I'm always an advocate for paying attention to the wildlife close to your own home. It doesn't need to be a National or State Park to experience and watch wildlife. Learning about the biology of the animals around your neighborhood will help you to make observations you may have missed otherwise. This becomes even more important if your time is very limited due to a busy working schedule or other things in life that have temporarily higher priorities in life than photography.
Every year the House Wrens have a nest in a box between the flowers right in front of our home. It is a thrill for me to wake up in the morning by the beautiful trilling, flutelike melody the males use to attract a female. The first brood this year was no success. One day I found the bird box on the ground. It was just about the time when we expected the young ones to hatch. The nest box was probably pulled down by a raccoon. The good news is that the male found a female again that will incubate eggs (I don't know if it is the same one since the wrens are not always monogamous) .
Usually the males are quiet while the female sits on the nest, except if an intruder comes close to the nest box. However, whenever the female wren leaves the nest to get some food for herself, the male starts singing in a kind of gurgling outburst that is repeated in short intervals. The goal was to get a photo where the mandible is in fast motion but the eye and other parts of the bird a still sharp and in focus. The key for this picture was to shoot several bursts with 7 frames per second. Quite often the wren closed his eyes or there was simply too much motion of the whole bird.

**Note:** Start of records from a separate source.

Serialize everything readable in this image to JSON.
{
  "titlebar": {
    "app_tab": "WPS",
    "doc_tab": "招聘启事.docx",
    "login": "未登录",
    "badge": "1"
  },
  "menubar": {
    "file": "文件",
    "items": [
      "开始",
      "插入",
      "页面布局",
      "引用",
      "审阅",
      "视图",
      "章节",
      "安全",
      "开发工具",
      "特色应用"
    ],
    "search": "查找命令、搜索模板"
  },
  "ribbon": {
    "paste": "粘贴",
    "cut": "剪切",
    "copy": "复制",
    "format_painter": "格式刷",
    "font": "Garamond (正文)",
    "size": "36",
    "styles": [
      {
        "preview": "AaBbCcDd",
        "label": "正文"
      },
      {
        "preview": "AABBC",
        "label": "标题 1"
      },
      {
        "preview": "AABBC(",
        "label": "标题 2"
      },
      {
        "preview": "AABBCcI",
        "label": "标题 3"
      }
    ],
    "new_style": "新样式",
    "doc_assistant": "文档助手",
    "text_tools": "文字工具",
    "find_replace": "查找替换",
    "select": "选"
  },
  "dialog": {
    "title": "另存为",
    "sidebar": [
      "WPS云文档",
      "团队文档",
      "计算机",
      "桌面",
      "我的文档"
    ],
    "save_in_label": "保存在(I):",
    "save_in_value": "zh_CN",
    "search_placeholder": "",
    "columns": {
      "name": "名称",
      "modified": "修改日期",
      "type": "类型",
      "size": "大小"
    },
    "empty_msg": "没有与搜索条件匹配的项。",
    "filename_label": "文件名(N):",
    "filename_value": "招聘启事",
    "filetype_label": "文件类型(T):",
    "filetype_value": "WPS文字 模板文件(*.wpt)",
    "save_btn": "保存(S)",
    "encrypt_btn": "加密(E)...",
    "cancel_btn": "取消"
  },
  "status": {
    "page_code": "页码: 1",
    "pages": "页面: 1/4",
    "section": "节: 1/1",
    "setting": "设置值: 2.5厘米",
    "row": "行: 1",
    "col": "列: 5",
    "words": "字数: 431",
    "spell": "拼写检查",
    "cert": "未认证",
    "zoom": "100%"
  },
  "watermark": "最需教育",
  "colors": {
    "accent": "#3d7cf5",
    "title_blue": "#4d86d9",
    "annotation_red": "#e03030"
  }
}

Nothing really big, but despite I was not able to invest much time in this little shooting session I'm happy with the result.